▶ _TASK TO COMPLETE_:
Word for word, print the entries that follow.

▶ _DATA UNDER STUDY_:

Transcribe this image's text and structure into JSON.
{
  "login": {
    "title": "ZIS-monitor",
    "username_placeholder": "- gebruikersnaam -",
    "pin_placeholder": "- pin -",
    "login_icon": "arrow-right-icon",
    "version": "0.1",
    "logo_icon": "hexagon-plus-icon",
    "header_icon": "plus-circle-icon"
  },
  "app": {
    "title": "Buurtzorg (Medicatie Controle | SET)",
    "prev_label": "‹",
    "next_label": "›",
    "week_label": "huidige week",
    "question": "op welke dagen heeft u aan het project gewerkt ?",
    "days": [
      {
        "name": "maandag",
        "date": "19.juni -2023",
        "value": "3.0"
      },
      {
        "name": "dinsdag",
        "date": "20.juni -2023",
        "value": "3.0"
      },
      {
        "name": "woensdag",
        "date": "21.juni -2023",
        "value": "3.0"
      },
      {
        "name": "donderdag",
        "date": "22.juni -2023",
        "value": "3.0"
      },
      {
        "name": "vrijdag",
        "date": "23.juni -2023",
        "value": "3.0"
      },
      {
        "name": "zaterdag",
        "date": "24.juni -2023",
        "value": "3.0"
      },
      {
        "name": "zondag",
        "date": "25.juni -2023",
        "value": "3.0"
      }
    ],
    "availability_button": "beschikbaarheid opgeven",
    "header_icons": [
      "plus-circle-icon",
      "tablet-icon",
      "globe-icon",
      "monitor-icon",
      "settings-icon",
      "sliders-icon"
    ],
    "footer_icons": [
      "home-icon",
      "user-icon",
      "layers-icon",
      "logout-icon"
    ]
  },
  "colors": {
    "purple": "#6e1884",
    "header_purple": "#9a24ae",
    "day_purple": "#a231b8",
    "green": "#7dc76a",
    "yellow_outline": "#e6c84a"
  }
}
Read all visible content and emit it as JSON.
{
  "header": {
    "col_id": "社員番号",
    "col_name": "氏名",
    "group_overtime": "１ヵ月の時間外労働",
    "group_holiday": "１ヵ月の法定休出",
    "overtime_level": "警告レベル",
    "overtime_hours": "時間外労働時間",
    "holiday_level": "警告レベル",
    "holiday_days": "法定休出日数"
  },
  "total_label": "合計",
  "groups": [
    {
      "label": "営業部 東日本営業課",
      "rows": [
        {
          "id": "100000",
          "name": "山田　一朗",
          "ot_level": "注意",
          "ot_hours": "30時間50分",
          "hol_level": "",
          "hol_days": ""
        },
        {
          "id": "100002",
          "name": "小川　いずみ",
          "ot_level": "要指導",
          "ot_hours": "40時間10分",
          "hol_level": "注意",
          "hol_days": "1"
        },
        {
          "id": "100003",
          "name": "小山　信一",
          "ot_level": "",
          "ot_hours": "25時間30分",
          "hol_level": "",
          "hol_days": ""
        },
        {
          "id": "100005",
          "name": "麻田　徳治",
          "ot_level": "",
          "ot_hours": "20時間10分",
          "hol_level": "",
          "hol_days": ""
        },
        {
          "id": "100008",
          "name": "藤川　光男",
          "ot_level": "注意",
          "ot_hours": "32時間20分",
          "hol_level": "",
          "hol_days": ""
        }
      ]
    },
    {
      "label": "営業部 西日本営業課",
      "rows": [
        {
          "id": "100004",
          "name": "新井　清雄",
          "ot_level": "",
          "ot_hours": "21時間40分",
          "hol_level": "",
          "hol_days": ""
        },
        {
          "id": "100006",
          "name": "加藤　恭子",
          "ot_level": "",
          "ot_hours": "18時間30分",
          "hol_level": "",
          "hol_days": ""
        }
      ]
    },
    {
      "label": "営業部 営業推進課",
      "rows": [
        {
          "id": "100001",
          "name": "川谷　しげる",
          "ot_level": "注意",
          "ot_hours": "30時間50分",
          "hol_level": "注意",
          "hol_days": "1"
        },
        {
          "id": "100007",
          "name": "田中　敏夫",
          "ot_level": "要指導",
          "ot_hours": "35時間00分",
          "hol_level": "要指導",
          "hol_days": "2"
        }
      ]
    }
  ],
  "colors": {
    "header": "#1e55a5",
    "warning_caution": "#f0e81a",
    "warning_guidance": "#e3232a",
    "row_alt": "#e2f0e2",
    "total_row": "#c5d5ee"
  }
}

▶ _SOLUTION FOR THIS TASK_:
Transcribe this image's text and structure into JSON.
{
  "login": {
    "title": "ZIS-monitor",
    "username_placeholder": "- gebruikersnaam -",
    "pin_placeholder": "- pin -",
    "login_icon": "arrow-right-icon",
    "version": "0.1",
    "logo_icon": "hexagon-plus-icon",
    "header_icon": "plus-circle-icon"
  },
  "app": {
    "title": "Buurtzorg (Medicatie Controle | SET)",
    "prev_label": "‹",
    "next_label": "›",
    "week_label": "huidige week",
    "question": "op welke dagen heeft u aan het project gewerkt ?",
    "days": [
      {
        "name": "maandag",
        "date": "19.juni -2023",
        "value": "3.0"
      },
      {
        "name": "dinsdag",
        "date": "20.juni -2023",
        "value": "3.0"
      },
      {
        "name": "woensdag",
        "date": "21.juni -2023",
        "value": "3.0"
      },
      {
        "name": "donderdag",
        "date": "22.juni -2023",
        "value": "3.0"
      },
      {
        "name": "vrijdag",
        "date": "23.juni -2023",
        "value": "3.0"
      },
      {
        "name": "zaterdag",
        "date": "24.juni -2023",
        "value": "3.0"
      },
      {
        "name": "zondag",
        "date": "25.juni -2023",
        "value": "3.0"
      }
    ],
    "availability_button": "beschikbaarheid opgeven",
    "header_icons": [
      "plus-circle-icon",
      "tablet-icon",
      "globe-icon",
      "monitor-icon",
      "settings-icon",
      "sliders-icon"
    ],
    "footer_icons": [
      "home-icon",
      "user-icon",
      "layers-icon",
      "logout-icon"
    ]
  },
  "colors": {
    "purple": "#6e1884",
    "header_purple": "#9a24ae",
    "day_purple": "#a231b8",
    "green": "#7dc76a",
    "yellow_outline": "#e6c84a"
  }
}
Read all visible content and emit it as JSON.
{
  "header": {
    "col_id": "社員番号",
    "col_name": "氏名",
    "group_overtime": "１ヵ月の時間外労働",
    "group_holiday": "１ヵ月の法定休出",
    "overtime_level": "警告レベル",
    "overtime_hours": "時間外労働時間",
    "holiday_level": "警告レベル",
    "holiday_days": "法定休出日数"
  },
  "total_label": "合計",
  "groups": [
    {
      "label": "営業部 東日本営業課",
      "rows": [
        {
          "id": "100000",
          "name": "山田　一朗",
          "ot_level": "注意",
          "ot_hours": "30時間50分",
          "hol_level": "",
          "hol_days": ""
        },
        {
          "id": "100002",
          "name": "小川　いずみ",
          "ot_level": "要指導",
          "ot_hours": "40時間10分",
          "hol_level": "注意",
          "hol_days": "1"
        },
        {
          "id": "100003",
          "name": "小山　信一",
          "ot_level": "",
          "ot_hours": "25時間30分",
          "hol_level": "",
          "hol_days": ""
        },
        {
          "id": "100005",
          "name": "麻田　徳治",
          "ot_level": "",
          "ot_hours": "20時間10分",
          "hol_level": "",
          "hol_days": ""
        },
        {
          "id": "100008",
          "name": "藤川　光男",
          "ot_level": "注意",
          "ot_hours": "32時間20分",
          "hol_level": "",
          "hol_days": ""
        }
      ]
    },
    {
      "label": "営業部 西日本営業課",
      "rows": [
        {
          "id": "100004",
          "name": "新井　清雄",
          "ot_level": "",
          "ot_hours": "21時間40分",
          "hol_level": "",
          "hol_days": ""
        },
        {
          "id": "100006",
          "name": "加藤　恭子",
          "ot_level": "",
          "ot_hours": "18時間30分",
          "hol_level": "",
          "hol_days": ""
        }
      ]
    },
    {
      "label": "営業部 営業推進課",
      "rows": [
        {
          "id": "100001",
          "name": "川谷　しげる",
          "ot_level": "注意",
          "ot_hours": "30時間50分",
          "hol_level": "注意",
          "hol_days": "1"
        },
        {
          "id": "100007",
          "name": "田中　敏夫",
          "ot_level": "要指導",
          "ot_hours": "35時間00分",
          "hol_level": "要指導",
          "hol_days": "2"
        }
      ]
    }
  ],
  "colors": {
    "header": "#1e55a5",
    "warning_caution": "#f0e81a",
    "warning_guidance": "#e3232a",
    "row_alt": "#e2f0e2",
    "total_row": "#c5d5ee"
  }
}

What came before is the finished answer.